One incident occurred in July 2007, when a huge lithium battery fire resulted in two major UK motorways being closed and more than 132,000 litres of chemicals being set alight. The site was storing lithium batteries ready for recycling and it is believed that they spontaneously ignited.

Incidents involving lithium batteries can quickly escalate and so the need to act quickly is especially important when lithium batteries are involved.

Always keep sand, or soil, or a Class “D” fire extinguisher nearby as, in the event of a possible fire, the batteries should be smothered with dry sand or covered with contents from a Class “D” fire extinguisher. The use of a Class “D” fire extinguisher is the preferred extinguishing method.

Avoid all contact with water and do not use Halon extinguishers as toxic gases will be generated. When the material has apparently burned and cooled, carefully turn over the remaining residue but be prepared as it may re-ignite. Therefore, be ready to re-extinguish should a re-ignition occur.

Disposal of lithium batteries

Special precautions and procedures are necessary for lithium polymer batteries. Undamaged batteries should be discharged and stored safely in salt water; the detailed procedure is given below.

  • Place the lithium polymer battery in a fireproof container or bucket of sand.

  • Connect the battery to a lithium polymer discharger and discharge safely until its voltage reaches 1.0V per cell or lower. For resistive load type discharges, discharge the battery for up to 24 hours.

  • Prepare a bucket or tub containing three to five gallons of cold water, and mix in 1/2 cup of salt per gallon of water. This container should have a lid, but it does not need to be airtight.

  • Drop the battery into the salt water. Allow the battery to remain in the tub of salt water for at least two weeks.
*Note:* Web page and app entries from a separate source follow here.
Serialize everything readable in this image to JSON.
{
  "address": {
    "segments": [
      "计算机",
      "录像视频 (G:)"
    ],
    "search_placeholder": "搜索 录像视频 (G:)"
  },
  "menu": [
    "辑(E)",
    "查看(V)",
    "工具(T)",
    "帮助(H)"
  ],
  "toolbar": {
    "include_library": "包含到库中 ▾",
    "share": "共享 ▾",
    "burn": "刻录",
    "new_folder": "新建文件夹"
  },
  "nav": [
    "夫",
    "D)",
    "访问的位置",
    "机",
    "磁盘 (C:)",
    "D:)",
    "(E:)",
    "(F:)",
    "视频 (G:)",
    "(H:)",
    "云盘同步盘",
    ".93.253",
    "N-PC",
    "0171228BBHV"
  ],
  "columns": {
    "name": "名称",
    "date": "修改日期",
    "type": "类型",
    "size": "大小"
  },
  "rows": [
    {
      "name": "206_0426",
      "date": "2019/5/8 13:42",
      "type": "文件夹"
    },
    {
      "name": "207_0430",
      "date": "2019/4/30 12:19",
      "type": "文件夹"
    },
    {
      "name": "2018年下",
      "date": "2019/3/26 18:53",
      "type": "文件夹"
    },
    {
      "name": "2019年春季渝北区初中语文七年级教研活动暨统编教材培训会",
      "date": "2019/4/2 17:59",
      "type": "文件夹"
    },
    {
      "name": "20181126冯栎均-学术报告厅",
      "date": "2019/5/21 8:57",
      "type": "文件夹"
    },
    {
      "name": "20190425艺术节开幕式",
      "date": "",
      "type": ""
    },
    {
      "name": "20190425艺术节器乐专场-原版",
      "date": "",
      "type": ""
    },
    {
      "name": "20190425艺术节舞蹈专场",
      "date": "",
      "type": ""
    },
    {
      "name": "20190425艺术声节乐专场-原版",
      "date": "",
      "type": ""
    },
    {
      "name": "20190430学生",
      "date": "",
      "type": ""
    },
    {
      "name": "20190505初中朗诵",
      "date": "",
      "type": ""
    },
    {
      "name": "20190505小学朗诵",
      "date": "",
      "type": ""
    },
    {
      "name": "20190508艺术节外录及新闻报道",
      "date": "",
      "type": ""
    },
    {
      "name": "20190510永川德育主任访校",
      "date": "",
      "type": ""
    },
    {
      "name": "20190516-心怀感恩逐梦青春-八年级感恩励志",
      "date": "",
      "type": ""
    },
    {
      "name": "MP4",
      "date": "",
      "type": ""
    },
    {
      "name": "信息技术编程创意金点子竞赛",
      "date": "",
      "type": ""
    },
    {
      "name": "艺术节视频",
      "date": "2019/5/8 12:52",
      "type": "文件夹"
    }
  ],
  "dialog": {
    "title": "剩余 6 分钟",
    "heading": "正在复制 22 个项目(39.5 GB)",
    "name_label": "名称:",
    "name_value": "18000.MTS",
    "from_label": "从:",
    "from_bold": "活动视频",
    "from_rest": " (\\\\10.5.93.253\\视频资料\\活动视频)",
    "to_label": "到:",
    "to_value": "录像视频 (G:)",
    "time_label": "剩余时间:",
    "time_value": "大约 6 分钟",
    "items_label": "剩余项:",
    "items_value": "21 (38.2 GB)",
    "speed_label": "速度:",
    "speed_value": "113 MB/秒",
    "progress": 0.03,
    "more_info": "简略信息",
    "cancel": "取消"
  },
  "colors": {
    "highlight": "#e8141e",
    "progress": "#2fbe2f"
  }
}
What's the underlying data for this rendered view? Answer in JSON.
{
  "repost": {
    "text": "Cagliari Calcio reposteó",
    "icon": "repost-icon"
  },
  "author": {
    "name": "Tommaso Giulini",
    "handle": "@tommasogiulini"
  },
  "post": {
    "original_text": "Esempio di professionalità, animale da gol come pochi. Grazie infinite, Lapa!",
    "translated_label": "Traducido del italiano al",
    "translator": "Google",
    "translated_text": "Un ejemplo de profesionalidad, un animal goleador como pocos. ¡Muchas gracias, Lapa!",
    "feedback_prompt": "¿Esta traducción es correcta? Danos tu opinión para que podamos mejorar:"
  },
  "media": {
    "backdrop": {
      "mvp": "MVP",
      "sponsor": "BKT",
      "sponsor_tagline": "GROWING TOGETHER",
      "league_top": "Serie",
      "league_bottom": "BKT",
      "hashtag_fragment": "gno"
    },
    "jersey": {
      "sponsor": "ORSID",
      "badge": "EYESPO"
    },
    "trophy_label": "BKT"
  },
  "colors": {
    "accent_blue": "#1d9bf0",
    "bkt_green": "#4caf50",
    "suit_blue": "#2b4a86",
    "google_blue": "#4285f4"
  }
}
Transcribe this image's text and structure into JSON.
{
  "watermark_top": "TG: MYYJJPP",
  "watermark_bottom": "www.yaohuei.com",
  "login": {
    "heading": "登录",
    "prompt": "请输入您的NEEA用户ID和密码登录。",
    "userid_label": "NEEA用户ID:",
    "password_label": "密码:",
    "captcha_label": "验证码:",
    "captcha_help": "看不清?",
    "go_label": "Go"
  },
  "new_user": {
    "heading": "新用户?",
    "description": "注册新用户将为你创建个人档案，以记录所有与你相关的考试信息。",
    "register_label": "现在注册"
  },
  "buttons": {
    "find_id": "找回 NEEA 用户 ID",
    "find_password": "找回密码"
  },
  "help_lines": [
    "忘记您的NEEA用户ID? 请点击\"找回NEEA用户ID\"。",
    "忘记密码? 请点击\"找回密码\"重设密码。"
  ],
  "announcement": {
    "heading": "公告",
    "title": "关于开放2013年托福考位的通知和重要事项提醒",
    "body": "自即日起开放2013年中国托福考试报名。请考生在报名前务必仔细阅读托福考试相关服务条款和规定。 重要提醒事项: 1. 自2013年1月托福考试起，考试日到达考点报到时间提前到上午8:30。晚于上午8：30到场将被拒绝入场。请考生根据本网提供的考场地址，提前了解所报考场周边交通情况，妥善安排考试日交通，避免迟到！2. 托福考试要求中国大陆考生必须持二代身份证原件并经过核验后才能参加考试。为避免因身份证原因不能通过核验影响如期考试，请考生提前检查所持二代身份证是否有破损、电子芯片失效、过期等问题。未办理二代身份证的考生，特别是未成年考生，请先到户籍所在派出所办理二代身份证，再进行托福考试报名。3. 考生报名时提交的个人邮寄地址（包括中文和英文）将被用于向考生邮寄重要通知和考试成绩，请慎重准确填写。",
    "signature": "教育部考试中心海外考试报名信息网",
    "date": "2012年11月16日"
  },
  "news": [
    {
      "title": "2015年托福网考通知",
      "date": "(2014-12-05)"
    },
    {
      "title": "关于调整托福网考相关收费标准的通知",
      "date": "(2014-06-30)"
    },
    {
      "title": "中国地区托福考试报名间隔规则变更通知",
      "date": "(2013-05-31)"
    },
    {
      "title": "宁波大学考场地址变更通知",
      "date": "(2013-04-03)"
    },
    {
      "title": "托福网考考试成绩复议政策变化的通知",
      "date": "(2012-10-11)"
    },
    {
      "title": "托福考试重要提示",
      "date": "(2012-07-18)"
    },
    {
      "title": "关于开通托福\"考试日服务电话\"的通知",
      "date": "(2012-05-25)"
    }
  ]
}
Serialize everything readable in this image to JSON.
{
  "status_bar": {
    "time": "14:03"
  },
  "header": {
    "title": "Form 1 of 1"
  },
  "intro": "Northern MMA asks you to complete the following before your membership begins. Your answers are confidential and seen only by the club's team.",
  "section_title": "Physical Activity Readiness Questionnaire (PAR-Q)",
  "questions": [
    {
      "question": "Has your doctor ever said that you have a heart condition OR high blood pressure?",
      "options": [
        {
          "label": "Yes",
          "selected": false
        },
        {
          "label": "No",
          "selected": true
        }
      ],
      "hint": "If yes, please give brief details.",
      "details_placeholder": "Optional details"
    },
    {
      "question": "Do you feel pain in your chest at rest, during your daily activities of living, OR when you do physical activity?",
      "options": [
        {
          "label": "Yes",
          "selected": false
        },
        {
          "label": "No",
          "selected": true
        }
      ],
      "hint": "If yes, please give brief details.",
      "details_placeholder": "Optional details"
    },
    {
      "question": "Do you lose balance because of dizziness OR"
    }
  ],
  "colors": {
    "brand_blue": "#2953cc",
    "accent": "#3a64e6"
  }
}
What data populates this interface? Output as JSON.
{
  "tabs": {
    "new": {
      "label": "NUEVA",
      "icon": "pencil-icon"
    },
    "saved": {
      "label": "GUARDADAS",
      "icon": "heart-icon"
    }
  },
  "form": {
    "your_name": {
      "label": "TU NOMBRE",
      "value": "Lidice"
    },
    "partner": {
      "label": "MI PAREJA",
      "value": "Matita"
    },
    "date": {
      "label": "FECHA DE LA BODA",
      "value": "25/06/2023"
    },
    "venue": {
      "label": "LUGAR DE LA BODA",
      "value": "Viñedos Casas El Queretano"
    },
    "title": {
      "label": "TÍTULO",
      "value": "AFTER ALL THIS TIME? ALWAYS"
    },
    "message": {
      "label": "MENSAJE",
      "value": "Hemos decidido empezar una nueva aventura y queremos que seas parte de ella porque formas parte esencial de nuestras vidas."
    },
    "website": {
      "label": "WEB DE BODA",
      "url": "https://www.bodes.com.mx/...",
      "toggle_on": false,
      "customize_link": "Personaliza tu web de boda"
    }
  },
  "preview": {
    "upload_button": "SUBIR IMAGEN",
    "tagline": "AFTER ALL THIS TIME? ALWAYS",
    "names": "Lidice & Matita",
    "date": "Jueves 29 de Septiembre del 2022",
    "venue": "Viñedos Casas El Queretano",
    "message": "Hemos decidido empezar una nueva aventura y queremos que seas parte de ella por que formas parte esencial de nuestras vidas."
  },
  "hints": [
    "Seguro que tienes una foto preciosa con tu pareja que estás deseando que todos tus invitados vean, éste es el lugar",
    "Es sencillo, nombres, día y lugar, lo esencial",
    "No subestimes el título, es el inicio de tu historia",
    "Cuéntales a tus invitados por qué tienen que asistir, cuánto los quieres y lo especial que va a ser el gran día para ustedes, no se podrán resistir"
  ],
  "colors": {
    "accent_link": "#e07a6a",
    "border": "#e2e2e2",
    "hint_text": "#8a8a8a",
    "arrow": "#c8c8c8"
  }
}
  • Remove the lithium polymer battery from the salt water and dispose of as hazardous waste.

Damaged batteries should be placed directly into salt water and disposed of as hazardous waste.